Volume 26 Issue 2 - October 2020

thewholenote

Following the Goldberg trail from Gould to Lang Lang; Measha Brueggergosman and Edwin Huizinga on face to face collaboration in strange times; diggings into dance as FFDN keeps live alive; "Classical unicorn?" - Luke Welch reflects on life as a Black classical pianist; Debashis Sinha's adventures in sound art; choral lessons from Skagit Valley; and the 21st annual WholeNote Blue Pages (part 1 of 3) in print and online. Here now. And, yes, still in print, with distribution starting Thursday October 1.

KANNAMMA

A CONCERT OF THANKSGIVING

PRESENTED BY THE

Toronto Mendelssohn Choir

OLE CHRISTIANSEN

Top: Angela Hewitt,

Bottom: David Jalbert

March 21: harpsichordist

Charlotte Nediger played

the Goldberg Aria for

#TafelmusikTogether. You

can still listen to it online!

roster of past interpreters. Nediger reserved for herself a place so

sacrosanct for this music that its appreciation was a purely private

affair: a communion of sorts with Bach and Bach alone. Her steadfast

refusal struck me at the time as being wholly Canadian in its

reverence for this music, deferring to a performance tradition that

Gould started, now inherited by pianists such as Angela Hewitt and

David Jalbert, and a seemingly endless succession of others seeking to

ascend its heights. (The WholeNote has, to date, reviewed 22 recordings

of the Goldbergs, more than any other work.)

An extraordinary aspect of Bach’s Goldberg Variations is the way

it adapts itself to the interpreter at hand – the individual experience

of this music converges with the collective one: a formidable interpretive,

intellectual and technical task for any musician, but also

demanding personal expression, in a sense entwining the performer

who is playing them. Indeed, This aspect of the journey – or the epic

Everest climb – was an integral part of the Goldbergs and their legacy,

even before Gould’s 1955 rendering. (Consider Landowska, Rudolf

Serkin, Tureck and Kirkpatrick’s early recordings.) It is the work’s

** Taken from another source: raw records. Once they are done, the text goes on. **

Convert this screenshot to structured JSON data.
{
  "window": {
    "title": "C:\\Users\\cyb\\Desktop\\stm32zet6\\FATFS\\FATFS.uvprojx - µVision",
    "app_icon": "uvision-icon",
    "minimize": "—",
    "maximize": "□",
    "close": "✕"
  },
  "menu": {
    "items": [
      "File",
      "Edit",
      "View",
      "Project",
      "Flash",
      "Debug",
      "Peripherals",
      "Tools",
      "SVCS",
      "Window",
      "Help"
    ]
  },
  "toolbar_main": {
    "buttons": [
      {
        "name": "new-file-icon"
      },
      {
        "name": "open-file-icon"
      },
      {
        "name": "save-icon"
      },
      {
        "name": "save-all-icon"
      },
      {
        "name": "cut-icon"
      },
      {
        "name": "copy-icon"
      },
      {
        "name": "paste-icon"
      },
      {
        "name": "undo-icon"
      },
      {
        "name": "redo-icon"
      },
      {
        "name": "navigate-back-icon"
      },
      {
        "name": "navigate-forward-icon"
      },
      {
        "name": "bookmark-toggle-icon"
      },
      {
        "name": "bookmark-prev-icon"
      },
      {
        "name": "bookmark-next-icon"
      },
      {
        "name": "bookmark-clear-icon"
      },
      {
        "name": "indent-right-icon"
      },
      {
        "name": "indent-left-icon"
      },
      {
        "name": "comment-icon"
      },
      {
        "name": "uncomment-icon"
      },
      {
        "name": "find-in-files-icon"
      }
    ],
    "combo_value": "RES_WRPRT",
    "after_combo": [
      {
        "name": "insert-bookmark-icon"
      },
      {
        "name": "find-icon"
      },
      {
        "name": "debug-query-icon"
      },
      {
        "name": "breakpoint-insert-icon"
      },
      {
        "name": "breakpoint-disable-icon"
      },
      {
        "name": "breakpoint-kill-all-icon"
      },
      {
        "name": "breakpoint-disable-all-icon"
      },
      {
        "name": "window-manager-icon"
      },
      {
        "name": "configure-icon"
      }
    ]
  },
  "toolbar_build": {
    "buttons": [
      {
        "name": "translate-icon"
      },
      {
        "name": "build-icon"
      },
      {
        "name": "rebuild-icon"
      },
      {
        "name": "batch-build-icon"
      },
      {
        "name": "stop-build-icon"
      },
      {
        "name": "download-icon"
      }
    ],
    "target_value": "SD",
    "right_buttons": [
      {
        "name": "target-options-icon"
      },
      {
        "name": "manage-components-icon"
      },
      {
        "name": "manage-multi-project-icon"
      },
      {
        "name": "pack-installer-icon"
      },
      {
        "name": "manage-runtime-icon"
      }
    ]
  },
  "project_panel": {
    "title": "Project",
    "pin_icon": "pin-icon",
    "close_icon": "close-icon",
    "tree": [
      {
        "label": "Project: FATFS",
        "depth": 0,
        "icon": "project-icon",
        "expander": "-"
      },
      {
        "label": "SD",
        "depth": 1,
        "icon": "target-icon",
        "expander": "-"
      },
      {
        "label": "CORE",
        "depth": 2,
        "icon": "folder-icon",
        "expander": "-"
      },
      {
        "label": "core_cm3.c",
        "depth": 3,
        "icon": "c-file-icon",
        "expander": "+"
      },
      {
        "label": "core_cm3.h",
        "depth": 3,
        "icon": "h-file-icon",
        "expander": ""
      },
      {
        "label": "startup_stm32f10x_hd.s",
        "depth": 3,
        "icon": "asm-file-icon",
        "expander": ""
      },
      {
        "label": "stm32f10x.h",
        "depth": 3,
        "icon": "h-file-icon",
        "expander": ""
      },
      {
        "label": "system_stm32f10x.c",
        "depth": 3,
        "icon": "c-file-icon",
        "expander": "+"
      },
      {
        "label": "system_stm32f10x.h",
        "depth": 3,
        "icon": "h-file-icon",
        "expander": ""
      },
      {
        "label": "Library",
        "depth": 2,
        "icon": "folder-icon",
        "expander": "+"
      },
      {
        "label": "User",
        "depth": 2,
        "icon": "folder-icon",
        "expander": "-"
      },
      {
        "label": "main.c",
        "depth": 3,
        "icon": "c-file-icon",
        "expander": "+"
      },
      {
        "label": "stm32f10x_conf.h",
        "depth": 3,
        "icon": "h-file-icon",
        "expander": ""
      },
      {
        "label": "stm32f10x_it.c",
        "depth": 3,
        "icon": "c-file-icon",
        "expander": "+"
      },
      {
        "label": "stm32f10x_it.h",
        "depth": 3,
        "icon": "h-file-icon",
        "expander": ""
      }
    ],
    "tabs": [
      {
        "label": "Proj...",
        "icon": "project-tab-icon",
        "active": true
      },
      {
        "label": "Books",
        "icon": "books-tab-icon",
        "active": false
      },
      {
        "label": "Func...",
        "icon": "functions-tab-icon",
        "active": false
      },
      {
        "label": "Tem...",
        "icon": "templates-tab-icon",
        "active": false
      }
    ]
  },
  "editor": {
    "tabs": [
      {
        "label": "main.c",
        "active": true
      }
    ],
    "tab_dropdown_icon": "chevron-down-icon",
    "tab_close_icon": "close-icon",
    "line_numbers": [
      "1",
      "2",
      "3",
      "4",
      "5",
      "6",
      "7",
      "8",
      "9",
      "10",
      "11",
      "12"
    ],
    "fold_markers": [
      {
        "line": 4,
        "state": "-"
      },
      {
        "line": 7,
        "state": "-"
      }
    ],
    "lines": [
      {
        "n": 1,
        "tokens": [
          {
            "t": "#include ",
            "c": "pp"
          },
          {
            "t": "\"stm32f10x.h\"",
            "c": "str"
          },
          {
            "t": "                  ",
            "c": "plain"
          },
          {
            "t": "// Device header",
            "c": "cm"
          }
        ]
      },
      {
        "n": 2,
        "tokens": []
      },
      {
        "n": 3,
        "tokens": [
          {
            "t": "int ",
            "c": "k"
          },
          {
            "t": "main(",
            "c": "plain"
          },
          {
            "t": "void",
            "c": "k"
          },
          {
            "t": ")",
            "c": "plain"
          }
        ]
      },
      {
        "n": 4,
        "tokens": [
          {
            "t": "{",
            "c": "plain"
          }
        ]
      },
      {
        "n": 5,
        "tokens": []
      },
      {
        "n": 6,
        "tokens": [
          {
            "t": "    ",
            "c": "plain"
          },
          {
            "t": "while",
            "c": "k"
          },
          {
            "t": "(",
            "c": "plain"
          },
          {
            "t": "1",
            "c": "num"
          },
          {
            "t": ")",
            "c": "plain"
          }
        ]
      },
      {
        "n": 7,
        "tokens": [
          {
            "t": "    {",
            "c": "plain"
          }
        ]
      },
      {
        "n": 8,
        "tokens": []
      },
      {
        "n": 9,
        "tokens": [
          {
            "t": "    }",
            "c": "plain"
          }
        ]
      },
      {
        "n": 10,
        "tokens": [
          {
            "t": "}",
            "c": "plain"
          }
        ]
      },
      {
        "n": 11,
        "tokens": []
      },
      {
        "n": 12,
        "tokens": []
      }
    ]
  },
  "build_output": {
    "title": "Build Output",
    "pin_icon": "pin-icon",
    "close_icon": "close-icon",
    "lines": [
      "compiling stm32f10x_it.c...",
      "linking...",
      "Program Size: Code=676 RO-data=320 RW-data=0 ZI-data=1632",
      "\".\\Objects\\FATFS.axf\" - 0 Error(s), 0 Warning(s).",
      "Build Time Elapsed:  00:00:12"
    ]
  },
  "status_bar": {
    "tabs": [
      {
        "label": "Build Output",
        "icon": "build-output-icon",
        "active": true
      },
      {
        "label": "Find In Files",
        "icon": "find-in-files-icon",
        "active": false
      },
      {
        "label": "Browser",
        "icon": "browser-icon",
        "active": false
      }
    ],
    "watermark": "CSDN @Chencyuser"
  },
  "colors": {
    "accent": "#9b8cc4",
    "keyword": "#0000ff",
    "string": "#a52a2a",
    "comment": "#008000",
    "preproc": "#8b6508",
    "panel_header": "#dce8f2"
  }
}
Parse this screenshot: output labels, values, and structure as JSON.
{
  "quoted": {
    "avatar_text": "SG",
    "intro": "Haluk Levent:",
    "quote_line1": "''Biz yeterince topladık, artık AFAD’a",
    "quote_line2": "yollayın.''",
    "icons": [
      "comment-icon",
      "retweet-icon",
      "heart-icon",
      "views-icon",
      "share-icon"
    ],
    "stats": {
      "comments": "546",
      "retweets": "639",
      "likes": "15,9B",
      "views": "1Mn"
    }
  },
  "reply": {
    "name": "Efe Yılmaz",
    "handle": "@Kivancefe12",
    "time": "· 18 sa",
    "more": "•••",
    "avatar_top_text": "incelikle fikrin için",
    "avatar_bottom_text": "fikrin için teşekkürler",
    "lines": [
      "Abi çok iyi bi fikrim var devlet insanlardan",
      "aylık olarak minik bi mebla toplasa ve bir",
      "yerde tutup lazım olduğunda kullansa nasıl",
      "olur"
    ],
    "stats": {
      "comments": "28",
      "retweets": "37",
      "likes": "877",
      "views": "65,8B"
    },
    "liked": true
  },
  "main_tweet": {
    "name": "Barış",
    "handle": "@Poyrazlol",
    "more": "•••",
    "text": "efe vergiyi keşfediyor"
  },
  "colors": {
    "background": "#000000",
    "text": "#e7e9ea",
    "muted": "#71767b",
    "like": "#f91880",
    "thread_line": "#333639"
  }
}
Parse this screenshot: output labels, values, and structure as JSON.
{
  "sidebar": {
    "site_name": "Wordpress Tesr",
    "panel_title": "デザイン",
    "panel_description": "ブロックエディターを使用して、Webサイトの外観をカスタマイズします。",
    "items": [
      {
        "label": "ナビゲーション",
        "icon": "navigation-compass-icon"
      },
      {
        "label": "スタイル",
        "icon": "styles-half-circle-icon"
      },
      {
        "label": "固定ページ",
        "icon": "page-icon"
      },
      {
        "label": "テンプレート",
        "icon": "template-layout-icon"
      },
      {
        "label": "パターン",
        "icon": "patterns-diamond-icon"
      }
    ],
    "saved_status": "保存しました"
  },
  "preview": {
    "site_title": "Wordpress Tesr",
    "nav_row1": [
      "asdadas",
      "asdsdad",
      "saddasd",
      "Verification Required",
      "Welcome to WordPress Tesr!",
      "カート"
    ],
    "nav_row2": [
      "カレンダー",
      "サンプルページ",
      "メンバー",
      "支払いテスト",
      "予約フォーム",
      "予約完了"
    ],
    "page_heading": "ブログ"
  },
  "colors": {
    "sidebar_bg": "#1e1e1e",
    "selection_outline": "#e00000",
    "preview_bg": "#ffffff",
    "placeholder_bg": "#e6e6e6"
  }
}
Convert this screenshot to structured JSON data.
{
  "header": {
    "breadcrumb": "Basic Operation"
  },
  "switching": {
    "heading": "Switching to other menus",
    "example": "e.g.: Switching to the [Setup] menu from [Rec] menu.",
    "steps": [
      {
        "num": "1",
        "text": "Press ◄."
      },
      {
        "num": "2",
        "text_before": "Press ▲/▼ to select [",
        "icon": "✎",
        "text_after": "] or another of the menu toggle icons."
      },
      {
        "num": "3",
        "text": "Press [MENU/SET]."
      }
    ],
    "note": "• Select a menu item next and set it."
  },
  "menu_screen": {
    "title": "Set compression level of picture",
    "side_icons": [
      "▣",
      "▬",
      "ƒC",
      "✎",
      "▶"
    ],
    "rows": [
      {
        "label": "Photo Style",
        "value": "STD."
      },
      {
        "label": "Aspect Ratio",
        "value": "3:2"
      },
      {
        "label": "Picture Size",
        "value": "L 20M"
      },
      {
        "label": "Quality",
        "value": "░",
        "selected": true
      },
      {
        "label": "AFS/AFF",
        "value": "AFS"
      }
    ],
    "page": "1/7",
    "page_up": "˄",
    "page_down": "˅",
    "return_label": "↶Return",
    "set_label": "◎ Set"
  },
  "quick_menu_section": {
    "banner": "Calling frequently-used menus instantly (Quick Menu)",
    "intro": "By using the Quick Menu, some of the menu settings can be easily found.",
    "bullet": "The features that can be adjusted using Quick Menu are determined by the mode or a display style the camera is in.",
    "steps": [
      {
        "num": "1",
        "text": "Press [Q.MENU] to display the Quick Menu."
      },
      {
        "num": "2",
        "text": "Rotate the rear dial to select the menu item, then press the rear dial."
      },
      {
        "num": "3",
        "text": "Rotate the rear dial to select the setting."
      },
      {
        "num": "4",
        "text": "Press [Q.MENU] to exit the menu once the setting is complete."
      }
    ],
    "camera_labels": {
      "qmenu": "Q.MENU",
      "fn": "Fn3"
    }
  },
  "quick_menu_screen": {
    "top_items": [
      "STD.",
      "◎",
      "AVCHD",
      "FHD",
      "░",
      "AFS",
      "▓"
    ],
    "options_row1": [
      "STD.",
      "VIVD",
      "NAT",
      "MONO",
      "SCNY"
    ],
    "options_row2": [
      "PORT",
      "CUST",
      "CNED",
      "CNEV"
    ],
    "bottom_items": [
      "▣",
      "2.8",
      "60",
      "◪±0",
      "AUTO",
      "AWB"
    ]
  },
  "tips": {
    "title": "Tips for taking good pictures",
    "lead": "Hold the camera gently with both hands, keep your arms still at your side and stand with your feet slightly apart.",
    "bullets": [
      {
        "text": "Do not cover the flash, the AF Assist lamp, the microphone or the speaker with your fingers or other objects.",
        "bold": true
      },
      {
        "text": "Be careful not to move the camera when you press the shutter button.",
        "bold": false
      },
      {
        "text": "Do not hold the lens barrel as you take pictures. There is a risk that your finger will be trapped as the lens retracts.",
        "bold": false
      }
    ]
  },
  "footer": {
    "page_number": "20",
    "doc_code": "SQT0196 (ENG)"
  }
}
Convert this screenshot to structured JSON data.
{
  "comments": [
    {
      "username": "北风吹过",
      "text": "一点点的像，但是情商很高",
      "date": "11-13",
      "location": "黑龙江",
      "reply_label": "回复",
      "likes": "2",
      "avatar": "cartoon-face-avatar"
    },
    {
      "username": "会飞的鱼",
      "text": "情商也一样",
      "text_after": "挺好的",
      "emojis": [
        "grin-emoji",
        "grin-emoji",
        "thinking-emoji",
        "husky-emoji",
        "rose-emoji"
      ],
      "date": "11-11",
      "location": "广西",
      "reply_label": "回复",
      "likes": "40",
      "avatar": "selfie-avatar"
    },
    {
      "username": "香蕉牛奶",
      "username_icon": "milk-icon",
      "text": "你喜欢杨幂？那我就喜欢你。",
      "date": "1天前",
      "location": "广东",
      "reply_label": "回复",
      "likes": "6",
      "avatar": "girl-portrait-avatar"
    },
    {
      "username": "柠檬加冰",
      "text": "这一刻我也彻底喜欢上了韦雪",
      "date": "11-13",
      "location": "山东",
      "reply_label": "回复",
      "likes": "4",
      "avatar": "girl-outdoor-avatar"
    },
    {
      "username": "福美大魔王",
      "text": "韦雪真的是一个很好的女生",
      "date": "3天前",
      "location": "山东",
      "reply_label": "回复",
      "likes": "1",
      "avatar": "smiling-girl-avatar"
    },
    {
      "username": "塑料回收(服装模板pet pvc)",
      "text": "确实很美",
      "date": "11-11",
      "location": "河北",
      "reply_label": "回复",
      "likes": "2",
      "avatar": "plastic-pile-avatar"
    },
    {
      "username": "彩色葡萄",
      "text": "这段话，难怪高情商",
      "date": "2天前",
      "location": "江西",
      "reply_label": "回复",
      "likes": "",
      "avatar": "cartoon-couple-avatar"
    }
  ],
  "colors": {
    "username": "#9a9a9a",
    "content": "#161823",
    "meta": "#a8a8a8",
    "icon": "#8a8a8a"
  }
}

invitation to make it an individual statement that still has us lining up

as musicians to ascend its heights, and perhaps plant a flag there that

some collective other will claim as their own.

See Lang Lang on the Goldberg trail, page 50

Join us online for a concert of

songs of thanks, gratitude

and love that span several

centuries, multiple genres

and disciplines, and cross

cultures. The TMC is joined by

20

guest curator Suba Sankaran,

musicians of the TSYO and TSO, a

visual artist, a South Indian drummer,

and an Odissi dancer for this online

musical journey.

TORONTO MENDELSSOHN CHOIR

21

SIMON RIVARD, CONDUCTOR

SUBA SANKARAN, GUEST CURATOR

SATURDAY,

OCTOBER 10, 2020

AT 8:00 PM

www.livestream.com/tmchoir/kannamma

TWO MORE 2020 CONCERTS

REMEMBRANCE DAY

with guest curator

Andrew Balfour

FESTIVAL OF CAROLS

A TMC holiday tradition

www.tmchoir.org

This is a free online

concert event.

Please donate to the TMC

in support of our online

programming.

Photo of Supriya Nayak by Ed Hanley

thewholenote.com October 2020 | 9

More magazines by this user
Similar magazines